The even-toed ungulates form the mammal order Artiodactyla. They are ungulates whose weight is borne about equally by the third and fourth toes, rather than mostly or entirely by the third as in perissodactyls. There are about 220 artiodactyl species, including many that are of great economic importance to humans.
As with many mammal groups, even-toed ungulates first appeared during the early Eocene (about 54 million years ago). In form they were rather like today's chevrotains: small, short-legged creatures that ate leaves and the soft parts of plants. By the late Eocene (46 million years ago), the three modern suborders had already developed: Suina (the pig group); Tylopoda (the camel group); and Ruminantia (the goat and cattle group). Nevertheless, artiodactyls were far from dominant at that time: the odd-toed ungulates (ancestors of today's horses and rhinos) were much more successful and far more numerous. Odd-toed ungulates survived in niche roles, usually occupying marginal habitats, and it is presumably at that time that they developed their complex digestive systems, which allowed them to survive on lower-grade feed.

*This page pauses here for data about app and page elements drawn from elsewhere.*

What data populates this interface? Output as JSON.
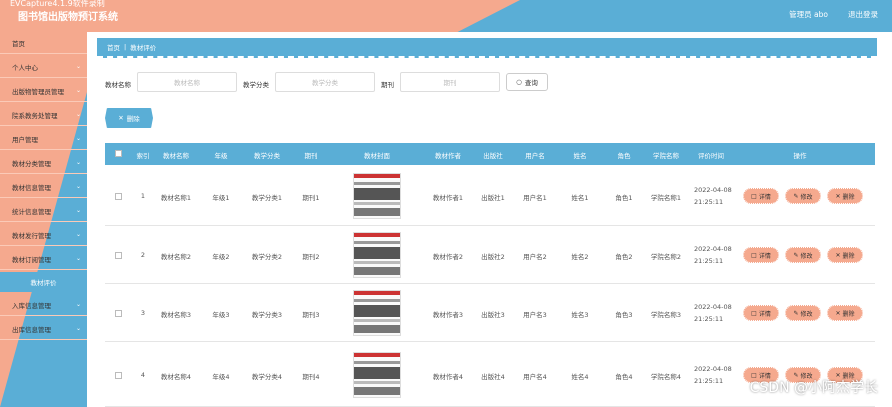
{
  "header": {
    "capture_title": "EVCapture4.1.9软件录制",
    "app_title": "图书馆出版物预订系统",
    "user": "管理员 abo",
    "logout": "退出登录"
  },
  "sidebar": {
    "items": [
      {
        "label": "首页",
        "has_chevron": false
      },
      {
        "label": "个人中心",
        "has_chevron": true
      },
      {
        "label": "出版物管理员管理",
        "has_chevron": true
      },
      {
        "label": "院系教务处管理",
        "has_chevron": true
      },
      {
        "label": "用户管理",
        "has_chevron": true
      },
      {
        "label": "教材分类管理",
        "has_chevron": true
      },
      {
        "label": "教材信息管理",
        "has_chevron": true
      },
      {
        "label": "统计信息管理",
        "has_chevron": true
      },
      {
        "label": "教材发行管理",
        "has_chevron": true
      },
      {
        "label": "教材订阅管理",
        "has_chevron": true
      }
    ],
    "subitem": "教材评价",
    "items_after": [
      {
        "label": "入库信息管理",
        "has_chevron": true
      },
      {
        "label": "出库信息管理",
        "has_chevron": true
      }
    ]
  },
  "breadcrumb": {
    "home": "首页",
    "current": "教材评价"
  },
  "search": {
    "fields": [
      {
        "label": "教材名称",
        "placeholder": "教材名称"
      },
      {
        "label": "教学分类",
        "placeholder": "教学分类"
      },
      {
        "label": "期刊",
        "placeholder": "期刊"
      }
    ],
    "button": "查询"
  },
  "delete_button": "删除",
  "table": {
    "headers": [
      "索引",
      "教材名称",
      "年级",
      "教学分类",
      "期刊",
      "教材封面",
      "教材作者",
      "出版社",
      "用户名",
      "姓名",
      "角色",
      "学院名称",
      "评价时间",
      "操作"
    ],
    "rows": [
      {
        "index": "1",
        "name": "教材名称1",
        "grade": "年级1",
        "category": "教学分类1",
        "journal": "期刊1",
        "author": "教材作者1",
        "publisher": "出版社1",
        "username": "用户名1",
        "realname": "姓名1",
        "role": "角色1",
        "college": "学院名称1",
        "time": "2022-04-08 21:25:11"
      },
      {
        "index": "2",
        "name": "教材名称2",
        "grade": "年级2",
        "category": "教学分类2",
        "journal": "期刊2",
        "author": "教材作者2",
        "publisher": "出版社2",
        "username": "用户名2",
        "realname": "姓名2",
        "role": "角色2",
        "college": "学院名称2",
        "time": "2022-04-08 21:25:11"
      },
      {
        "index": "3",
        "name": "教材名称3",
        "grade": "年级3",
        "category": "教学分类3",
        "journal": "期刊3",
        "author": "教材作者3",
        "publisher": "出版社3",
        "username": "用户名3",
        "realname": "姓名3",
        "role": "角色3",
        "college": "学院名称3",
        "time": "2022-04-08 21:25:11"
      },
      {
        "index": "4",
        "name": "教材名称4",
        "grade": "年级4",
        "category": "教学分类4",
        "journal": "期刊4",
        "author": "教材作者4",
        "publisher": "出版社4",
        "username": "用户名4",
        "realname": "姓名4",
        "role": "角色4",
        "college": "学院名称4",
        "time": "2022-04-08 21:25:11"
      }
    ],
    "actions": {
      "detail": "详情",
      "edit": "修改",
      "delete": "删除"
    }
  },
  "watermark": "CSDN @小阿杰学长",
  "icons": {
    "search": "search-icon",
    "delete": "trash-icon",
    "chevron": "chevron-down-icon",
    "detail": "detail-icon",
    "edit": "edit-icon"
  },
  "colors": {
    "salmon": "#f5a98e",
    "blue": "#5aaed6"
  }
}
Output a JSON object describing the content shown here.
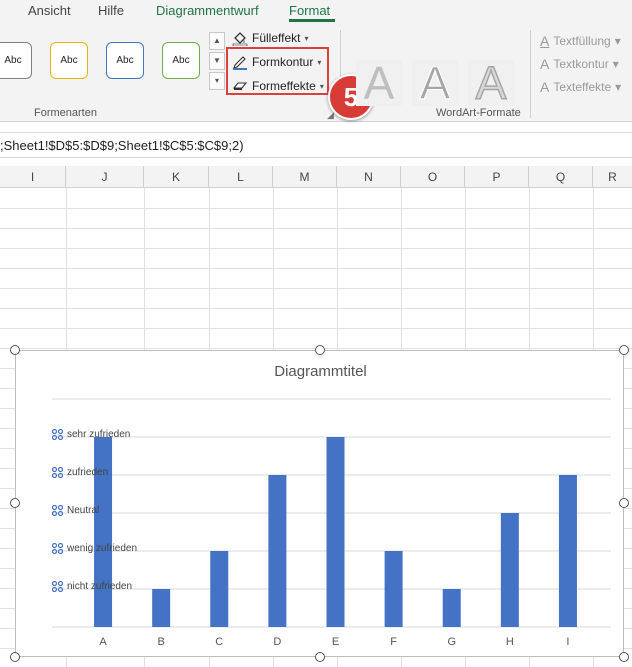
{
  "tabs": {
    "ansicht": "Ansicht",
    "hilfe": "Hilfe",
    "diagrammentwurf": "Diagrammentwurf",
    "format": "Format"
  },
  "ribbon": {
    "shape_styles": {
      "samples": [
        "Abc",
        "Abc",
        "Abc",
        "Abc"
      ],
      "colors": [
        "#7f7f7f",
        "#e7b416",
        "#4472c4",
        "#70ad47"
      ],
      "label": "Formenarten"
    },
    "commands": {
      "fill": "Fülleffekt",
      "outline": "Formkontur",
      "effects": "Formeffekte"
    },
    "wordart": {
      "label": "WordArt-Formate",
      "text_fill": "Textfüllung",
      "text_outline": "Textkontur",
      "text_effects": "Texteffekte"
    },
    "step_badge": "5"
  },
  "formula_bar": {
    "text": ";Sheet1!$D$5:$D$9;Sheet1!$C$5:$C$9;2)"
  },
  "columns": [
    "I",
    "J",
    "K",
    "L",
    "M",
    "N",
    "O",
    "P",
    "Q",
    "R"
  ],
  "chart_data": {
    "type": "bar",
    "title": "Diagrammtitel",
    "categories": [
      "A",
      "B",
      "C",
      "D",
      "E",
      "F",
      "G",
      "H",
      "I"
    ],
    "values": [
      5,
      1,
      2,
      4,
      5,
      2,
      1,
      3,
      4
    ],
    "ylim": [
      0,
      5
    ],
    "y_labels": [
      "nicht zufrieden",
      "wenig zufrieden",
      "Neutral",
      "zufrieden",
      "sehr zufrieden"
    ],
    "bar_color": "#4472c4",
    "grid": true
  }
}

The arrival of grasses during the Miocene (about 20 million years ago) saw a major change: grasses are very difficult to digest and the even-toed ungulates with their highly-developed stomachs were better able to adapt to this coarse, low-nutrition diet, and soon replaced the odd-toed ungulates as the dominant terrestrial herbivores.

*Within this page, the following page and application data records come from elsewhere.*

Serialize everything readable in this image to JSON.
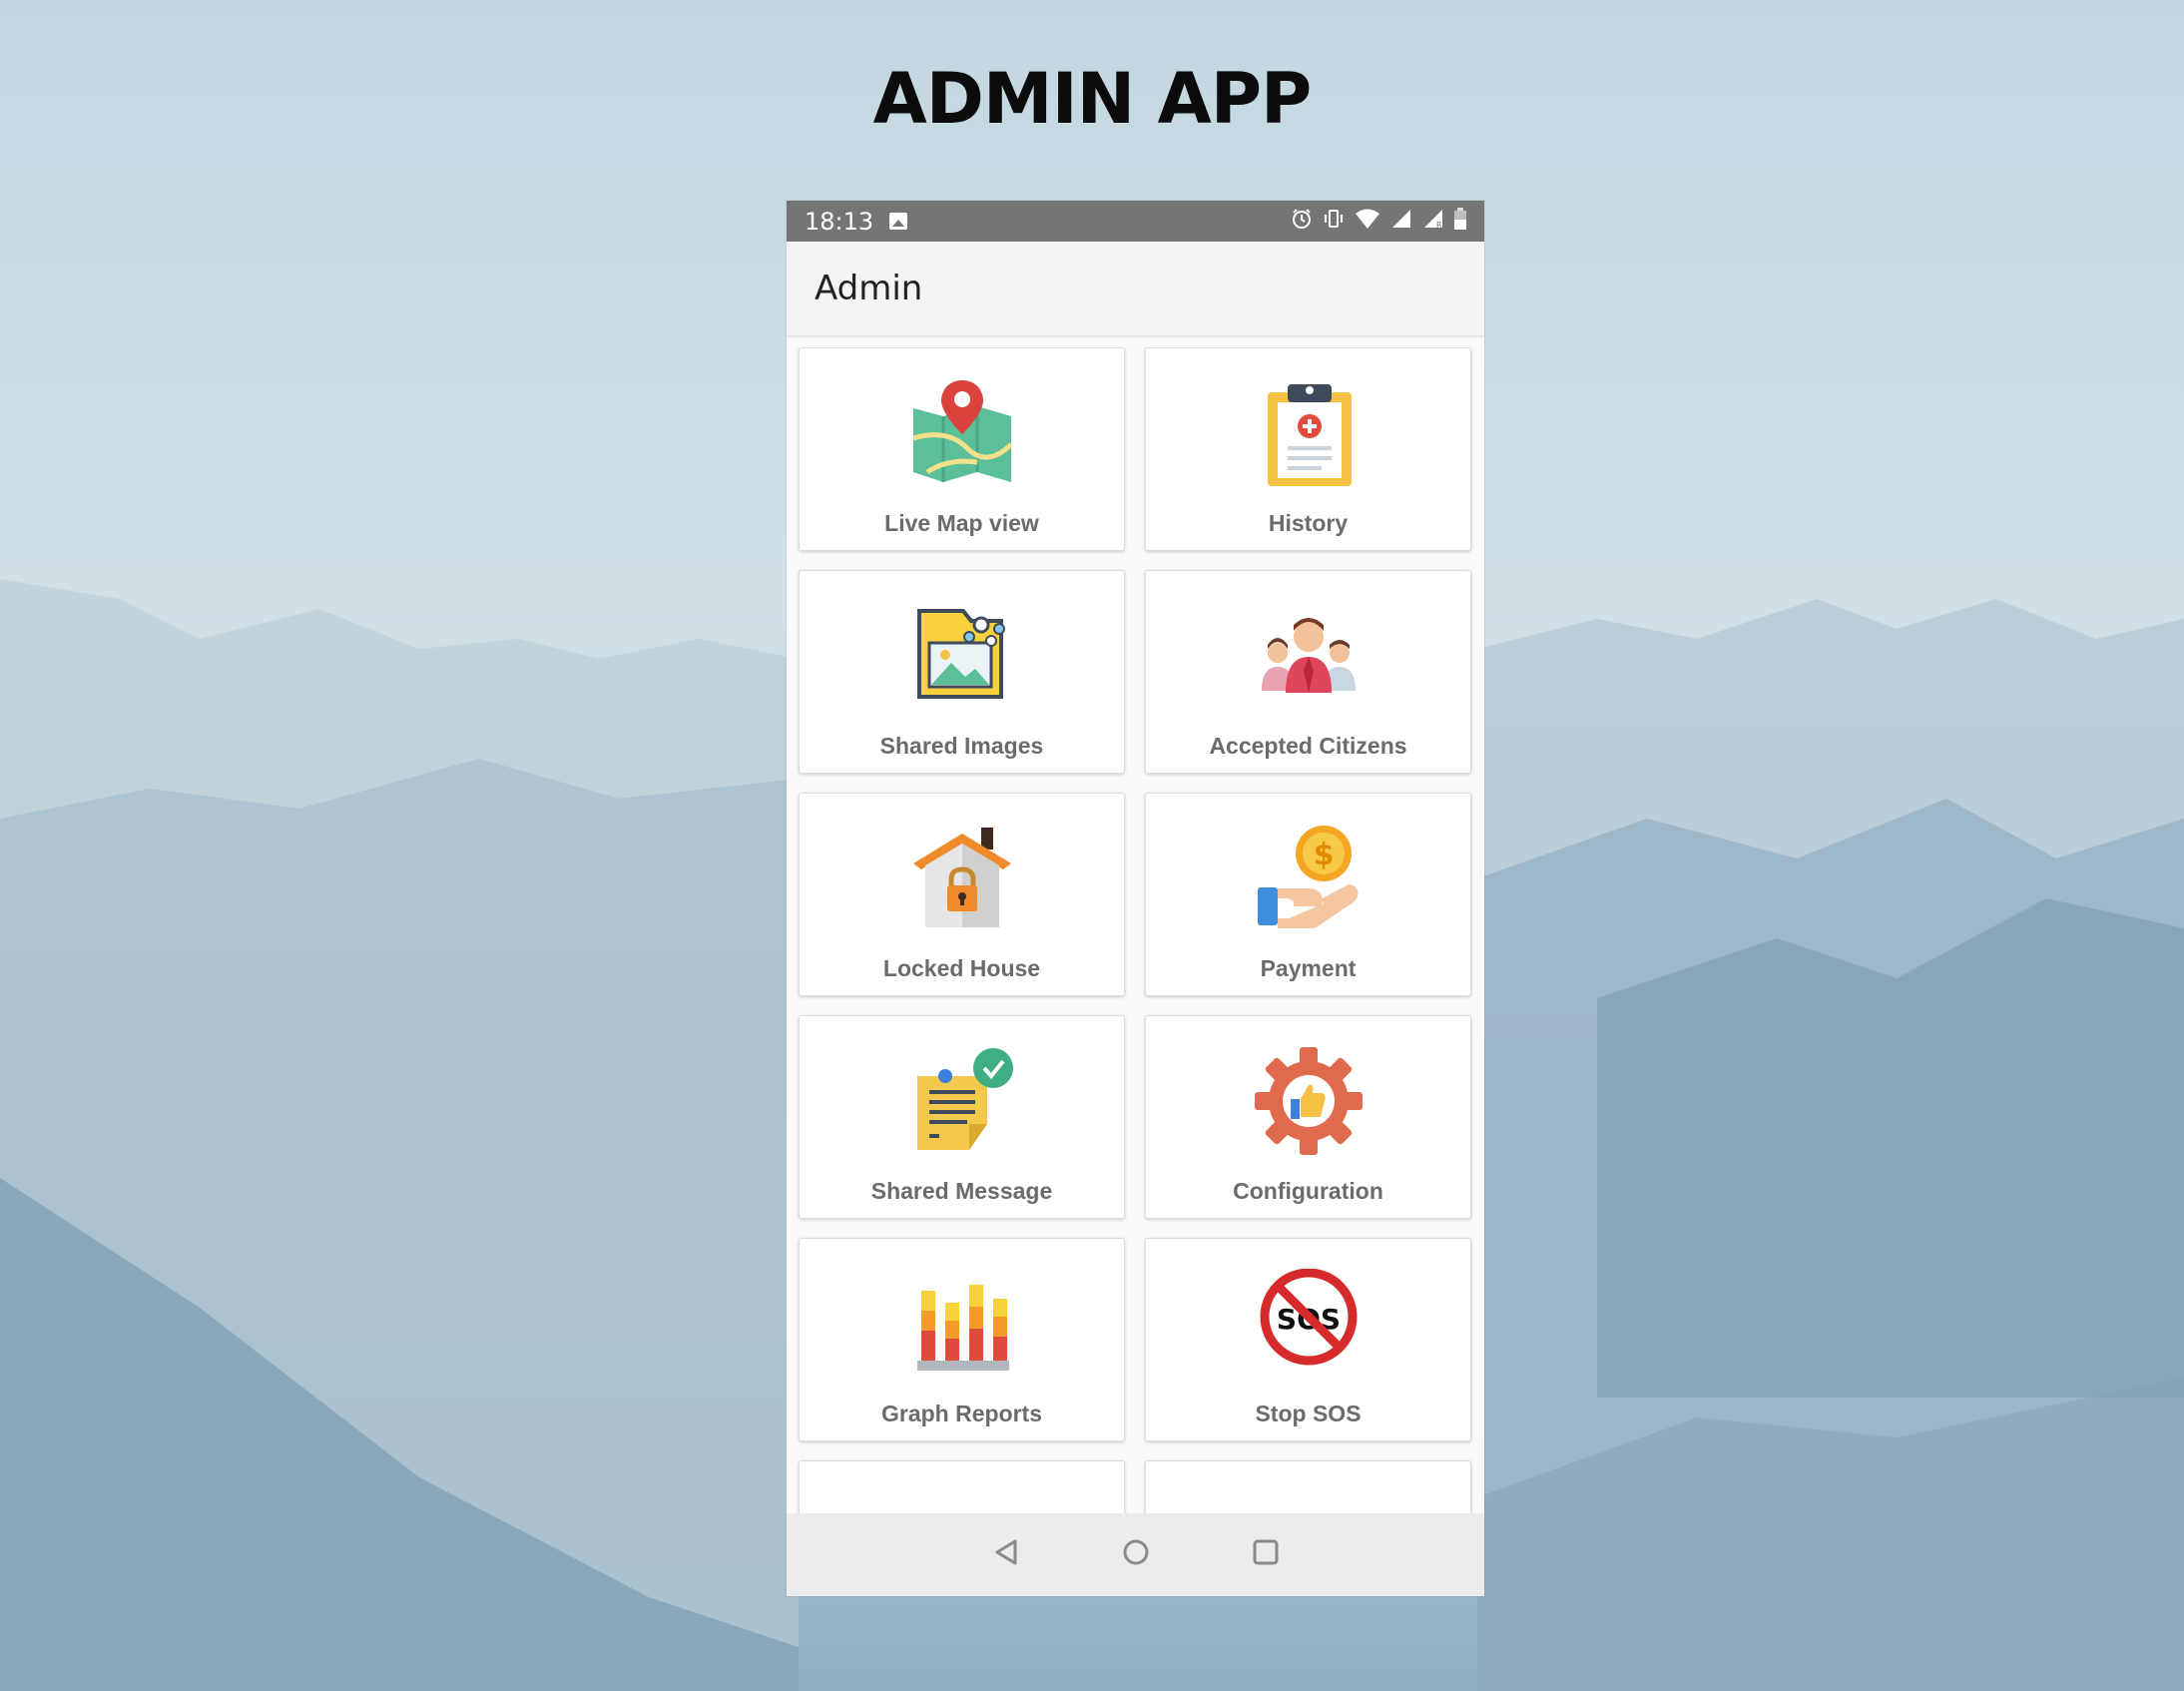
{
  "page": {
    "title": "ADMIN APP"
  },
  "status_bar": {
    "time": "18:13",
    "icons": [
      "image-icon",
      "alarm-icon",
      "vibrate-icon",
      "wifi-icon",
      "signal-icon",
      "signal-r-icon",
      "battery-icon"
    ]
  },
  "app_bar": {
    "title": "Admin"
  },
  "tiles": [
    {
      "label": "Live Map view",
      "icon": "map-pin-icon"
    },
    {
      "label": "History",
      "icon": "clipboard-icon"
    },
    {
      "label": "Shared Images",
      "icon": "image-folder-icon"
    },
    {
      "label": "Accepted Citizens",
      "icon": "people-icon"
    },
    {
      "label": "Locked House",
      "icon": "locked-house-icon"
    },
    {
      "label": "Payment",
      "icon": "payment-hand-icon"
    },
    {
      "label": "Shared Message",
      "icon": "note-check-icon"
    },
    {
      "label": "Configuration",
      "icon": "gear-thumb-icon"
    },
    {
      "label": "Graph Reports",
      "icon": "bar-graph-icon"
    },
    {
      "label": "Stop SOS",
      "icon": "stop-sos-icon"
    },
    {
      "label": "",
      "icon": "clock-icon"
    },
    {
      "label": "",
      "icon": "folder-icon"
    }
  ],
  "nav_bar": {
    "icons": [
      "back-icon",
      "home-icon",
      "recents-icon"
    ]
  },
  "colors": {
    "status_bar": "#757575",
    "app_bar": "#f4f4f4",
    "label": "#6b6b6b"
  }
}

The artiodactyls fall into two groups which, despite underlying similarities, are rather different. The suoids (pigs, hippos, and peccaries) retain four toes, have simpler molars, short legs, and their canine teeth are often enlarged to form tusks. In general, they are omnivores and have a simple stomach. (The two hippopotamus species are exceptions.)
The camelids and the Ruminantia, on the other hand, tend to be longer-legged, to have only two toes, to have more complex cheek teeth well-suited to grinding up tough grasses, and multi-chambered stomachs. Not only are their digestive systems highly developed, they have also evolved the habit of chewing cud: regurgitating part-digested food to chew it again and extract the maximum possible benefit from it.
- ORDER ARTIODACTYLA
- Suborder Suina
- Suborder Tylopoda
- Family Camelidae: camels and llamas
- Suborder Ruminantia